● Task statement: Copy every line that holds the string "photo" from the data below.

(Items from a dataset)
------------------------------------------------

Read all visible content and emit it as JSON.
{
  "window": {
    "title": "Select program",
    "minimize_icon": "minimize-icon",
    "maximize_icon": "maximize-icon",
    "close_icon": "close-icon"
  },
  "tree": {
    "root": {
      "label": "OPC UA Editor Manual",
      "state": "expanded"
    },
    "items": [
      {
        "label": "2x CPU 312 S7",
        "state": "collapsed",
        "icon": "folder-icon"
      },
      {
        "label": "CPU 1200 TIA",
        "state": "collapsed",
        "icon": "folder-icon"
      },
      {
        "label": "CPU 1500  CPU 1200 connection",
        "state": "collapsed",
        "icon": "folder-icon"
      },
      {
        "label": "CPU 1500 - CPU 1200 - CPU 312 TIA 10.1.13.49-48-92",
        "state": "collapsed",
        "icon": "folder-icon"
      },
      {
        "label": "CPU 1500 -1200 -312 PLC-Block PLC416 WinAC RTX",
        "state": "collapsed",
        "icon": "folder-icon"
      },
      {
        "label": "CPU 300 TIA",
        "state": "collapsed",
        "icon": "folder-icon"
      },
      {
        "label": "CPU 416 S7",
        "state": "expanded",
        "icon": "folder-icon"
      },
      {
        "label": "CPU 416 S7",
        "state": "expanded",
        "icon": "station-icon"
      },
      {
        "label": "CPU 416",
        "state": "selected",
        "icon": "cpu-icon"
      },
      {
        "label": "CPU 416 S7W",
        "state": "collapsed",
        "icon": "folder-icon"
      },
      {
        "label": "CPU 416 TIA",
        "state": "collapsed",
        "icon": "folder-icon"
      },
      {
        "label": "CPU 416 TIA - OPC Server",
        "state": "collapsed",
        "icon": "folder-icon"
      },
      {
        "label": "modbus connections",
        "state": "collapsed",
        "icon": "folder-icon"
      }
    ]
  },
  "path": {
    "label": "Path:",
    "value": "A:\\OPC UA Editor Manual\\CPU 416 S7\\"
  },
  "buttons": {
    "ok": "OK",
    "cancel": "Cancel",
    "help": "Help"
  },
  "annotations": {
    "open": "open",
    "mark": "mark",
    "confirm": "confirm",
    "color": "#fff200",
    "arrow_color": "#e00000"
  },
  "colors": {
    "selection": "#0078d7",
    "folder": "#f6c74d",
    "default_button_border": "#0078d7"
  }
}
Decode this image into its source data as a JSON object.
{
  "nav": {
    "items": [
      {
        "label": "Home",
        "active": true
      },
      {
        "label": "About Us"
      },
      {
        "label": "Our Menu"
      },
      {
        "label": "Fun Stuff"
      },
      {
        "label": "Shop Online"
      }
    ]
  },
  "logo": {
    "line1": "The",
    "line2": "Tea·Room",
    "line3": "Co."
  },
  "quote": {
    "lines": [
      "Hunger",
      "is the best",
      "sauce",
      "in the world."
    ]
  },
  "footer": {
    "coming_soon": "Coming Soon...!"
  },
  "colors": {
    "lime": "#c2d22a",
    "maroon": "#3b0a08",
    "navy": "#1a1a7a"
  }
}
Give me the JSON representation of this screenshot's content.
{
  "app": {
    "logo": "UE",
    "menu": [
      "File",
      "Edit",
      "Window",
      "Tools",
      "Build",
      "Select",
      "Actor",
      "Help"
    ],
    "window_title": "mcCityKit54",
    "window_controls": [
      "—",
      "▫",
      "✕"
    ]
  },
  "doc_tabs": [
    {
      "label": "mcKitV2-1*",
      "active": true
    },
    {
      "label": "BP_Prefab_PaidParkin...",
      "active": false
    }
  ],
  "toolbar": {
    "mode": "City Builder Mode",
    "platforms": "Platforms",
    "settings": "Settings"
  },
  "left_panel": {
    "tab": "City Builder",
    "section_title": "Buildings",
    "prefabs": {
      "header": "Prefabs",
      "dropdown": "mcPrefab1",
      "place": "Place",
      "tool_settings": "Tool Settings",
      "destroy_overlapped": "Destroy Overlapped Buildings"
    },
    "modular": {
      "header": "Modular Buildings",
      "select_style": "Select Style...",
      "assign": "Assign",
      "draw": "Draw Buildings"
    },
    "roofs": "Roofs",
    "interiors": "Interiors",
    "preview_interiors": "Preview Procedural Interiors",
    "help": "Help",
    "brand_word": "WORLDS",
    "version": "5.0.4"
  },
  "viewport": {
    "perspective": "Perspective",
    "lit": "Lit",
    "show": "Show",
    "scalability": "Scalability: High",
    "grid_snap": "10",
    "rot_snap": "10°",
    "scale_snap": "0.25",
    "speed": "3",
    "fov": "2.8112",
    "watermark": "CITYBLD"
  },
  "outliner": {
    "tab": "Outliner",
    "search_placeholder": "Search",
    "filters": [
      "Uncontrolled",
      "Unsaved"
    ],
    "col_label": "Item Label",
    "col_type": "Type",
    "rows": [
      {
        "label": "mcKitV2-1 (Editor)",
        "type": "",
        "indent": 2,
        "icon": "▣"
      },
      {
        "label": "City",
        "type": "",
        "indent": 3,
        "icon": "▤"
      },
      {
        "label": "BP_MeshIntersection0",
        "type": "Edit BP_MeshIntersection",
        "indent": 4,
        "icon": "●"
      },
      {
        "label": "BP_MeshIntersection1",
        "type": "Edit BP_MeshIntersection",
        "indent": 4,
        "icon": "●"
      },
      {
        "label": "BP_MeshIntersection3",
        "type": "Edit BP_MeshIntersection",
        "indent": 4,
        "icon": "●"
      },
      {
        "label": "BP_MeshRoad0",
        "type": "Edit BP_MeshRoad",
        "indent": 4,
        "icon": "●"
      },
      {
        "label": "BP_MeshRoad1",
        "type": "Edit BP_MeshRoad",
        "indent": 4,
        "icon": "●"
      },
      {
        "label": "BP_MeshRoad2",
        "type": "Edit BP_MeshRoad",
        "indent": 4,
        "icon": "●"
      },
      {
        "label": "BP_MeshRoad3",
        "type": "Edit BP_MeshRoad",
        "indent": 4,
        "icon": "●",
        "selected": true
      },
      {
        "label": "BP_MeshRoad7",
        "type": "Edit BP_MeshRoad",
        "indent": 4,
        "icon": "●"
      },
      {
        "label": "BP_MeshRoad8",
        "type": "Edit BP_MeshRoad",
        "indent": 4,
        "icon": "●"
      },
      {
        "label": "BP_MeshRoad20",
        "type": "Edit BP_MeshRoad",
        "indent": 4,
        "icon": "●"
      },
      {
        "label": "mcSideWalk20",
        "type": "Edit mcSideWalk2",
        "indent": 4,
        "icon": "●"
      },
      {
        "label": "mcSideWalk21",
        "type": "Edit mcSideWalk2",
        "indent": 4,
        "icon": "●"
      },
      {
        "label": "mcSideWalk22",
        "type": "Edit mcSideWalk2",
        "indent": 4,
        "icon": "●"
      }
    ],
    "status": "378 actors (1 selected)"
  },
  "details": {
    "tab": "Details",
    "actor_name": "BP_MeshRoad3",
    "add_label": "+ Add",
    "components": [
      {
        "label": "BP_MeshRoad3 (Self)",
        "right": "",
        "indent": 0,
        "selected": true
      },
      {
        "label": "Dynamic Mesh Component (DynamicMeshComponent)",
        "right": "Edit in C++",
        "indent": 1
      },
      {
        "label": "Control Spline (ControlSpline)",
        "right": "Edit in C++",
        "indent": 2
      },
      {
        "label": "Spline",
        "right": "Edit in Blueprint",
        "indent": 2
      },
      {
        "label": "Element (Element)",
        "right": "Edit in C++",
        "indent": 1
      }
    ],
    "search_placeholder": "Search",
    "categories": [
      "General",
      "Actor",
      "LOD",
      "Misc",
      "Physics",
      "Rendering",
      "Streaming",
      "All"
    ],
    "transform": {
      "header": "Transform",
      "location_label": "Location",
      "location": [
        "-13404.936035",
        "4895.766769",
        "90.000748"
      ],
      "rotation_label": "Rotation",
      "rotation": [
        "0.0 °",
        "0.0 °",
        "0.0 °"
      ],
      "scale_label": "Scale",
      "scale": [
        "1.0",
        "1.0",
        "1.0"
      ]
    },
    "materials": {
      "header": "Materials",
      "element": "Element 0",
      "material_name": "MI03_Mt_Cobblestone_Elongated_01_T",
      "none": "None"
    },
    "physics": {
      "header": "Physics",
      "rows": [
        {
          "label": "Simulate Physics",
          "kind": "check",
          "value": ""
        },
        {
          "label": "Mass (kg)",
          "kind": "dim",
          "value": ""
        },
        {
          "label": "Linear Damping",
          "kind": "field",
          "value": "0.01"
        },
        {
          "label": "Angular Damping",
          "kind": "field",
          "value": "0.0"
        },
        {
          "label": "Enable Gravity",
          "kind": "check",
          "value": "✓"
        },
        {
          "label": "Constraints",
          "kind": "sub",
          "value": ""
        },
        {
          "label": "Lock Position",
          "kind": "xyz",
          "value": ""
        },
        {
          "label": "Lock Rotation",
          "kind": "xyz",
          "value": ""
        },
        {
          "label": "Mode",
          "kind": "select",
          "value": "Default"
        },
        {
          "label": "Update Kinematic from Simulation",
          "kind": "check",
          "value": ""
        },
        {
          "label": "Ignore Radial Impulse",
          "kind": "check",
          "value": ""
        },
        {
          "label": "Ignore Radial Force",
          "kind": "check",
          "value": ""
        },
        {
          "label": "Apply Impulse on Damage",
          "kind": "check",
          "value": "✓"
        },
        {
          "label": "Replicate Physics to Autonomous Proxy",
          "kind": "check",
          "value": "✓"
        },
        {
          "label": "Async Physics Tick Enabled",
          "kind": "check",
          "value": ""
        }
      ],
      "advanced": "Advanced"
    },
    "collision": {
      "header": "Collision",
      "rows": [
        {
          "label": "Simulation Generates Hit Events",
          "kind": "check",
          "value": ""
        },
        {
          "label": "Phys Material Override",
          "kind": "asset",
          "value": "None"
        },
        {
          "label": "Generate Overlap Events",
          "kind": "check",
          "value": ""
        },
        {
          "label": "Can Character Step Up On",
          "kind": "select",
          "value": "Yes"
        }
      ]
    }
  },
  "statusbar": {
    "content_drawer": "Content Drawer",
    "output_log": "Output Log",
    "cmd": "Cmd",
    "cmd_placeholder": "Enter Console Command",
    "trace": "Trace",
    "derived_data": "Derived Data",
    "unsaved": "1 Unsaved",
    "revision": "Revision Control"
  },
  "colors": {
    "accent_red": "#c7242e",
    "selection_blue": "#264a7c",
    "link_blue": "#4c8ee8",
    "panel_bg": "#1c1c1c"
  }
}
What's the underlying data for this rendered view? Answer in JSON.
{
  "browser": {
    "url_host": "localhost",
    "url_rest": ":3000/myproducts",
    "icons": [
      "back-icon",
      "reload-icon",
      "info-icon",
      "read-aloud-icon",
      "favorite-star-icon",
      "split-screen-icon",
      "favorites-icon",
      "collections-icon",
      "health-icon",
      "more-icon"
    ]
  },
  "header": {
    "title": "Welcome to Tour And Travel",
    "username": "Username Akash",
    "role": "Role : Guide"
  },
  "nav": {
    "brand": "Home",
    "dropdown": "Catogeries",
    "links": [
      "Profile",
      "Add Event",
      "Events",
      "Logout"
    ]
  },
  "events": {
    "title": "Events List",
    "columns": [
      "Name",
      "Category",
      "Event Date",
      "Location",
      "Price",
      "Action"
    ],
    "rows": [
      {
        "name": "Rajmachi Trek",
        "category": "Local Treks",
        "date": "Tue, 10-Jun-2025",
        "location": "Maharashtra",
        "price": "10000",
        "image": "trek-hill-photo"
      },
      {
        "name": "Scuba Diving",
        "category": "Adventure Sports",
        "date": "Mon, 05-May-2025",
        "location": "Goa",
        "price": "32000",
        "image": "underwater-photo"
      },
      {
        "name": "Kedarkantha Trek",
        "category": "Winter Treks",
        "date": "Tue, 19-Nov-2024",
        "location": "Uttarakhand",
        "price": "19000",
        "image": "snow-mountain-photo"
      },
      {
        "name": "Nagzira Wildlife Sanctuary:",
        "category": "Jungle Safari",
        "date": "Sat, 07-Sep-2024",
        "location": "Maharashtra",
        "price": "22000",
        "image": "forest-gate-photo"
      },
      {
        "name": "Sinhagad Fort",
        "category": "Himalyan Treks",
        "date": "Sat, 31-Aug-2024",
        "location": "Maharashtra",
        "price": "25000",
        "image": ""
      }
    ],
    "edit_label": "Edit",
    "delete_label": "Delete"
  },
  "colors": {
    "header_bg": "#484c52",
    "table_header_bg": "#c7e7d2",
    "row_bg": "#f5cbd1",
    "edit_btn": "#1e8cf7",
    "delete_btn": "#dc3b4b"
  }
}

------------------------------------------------

● Solution for this exercise:
        "image": "trek-hill-photo"
        "image": "underwater-photo"
        "image": "snow-mountain-photo"
        "image": "forest-gate-photo"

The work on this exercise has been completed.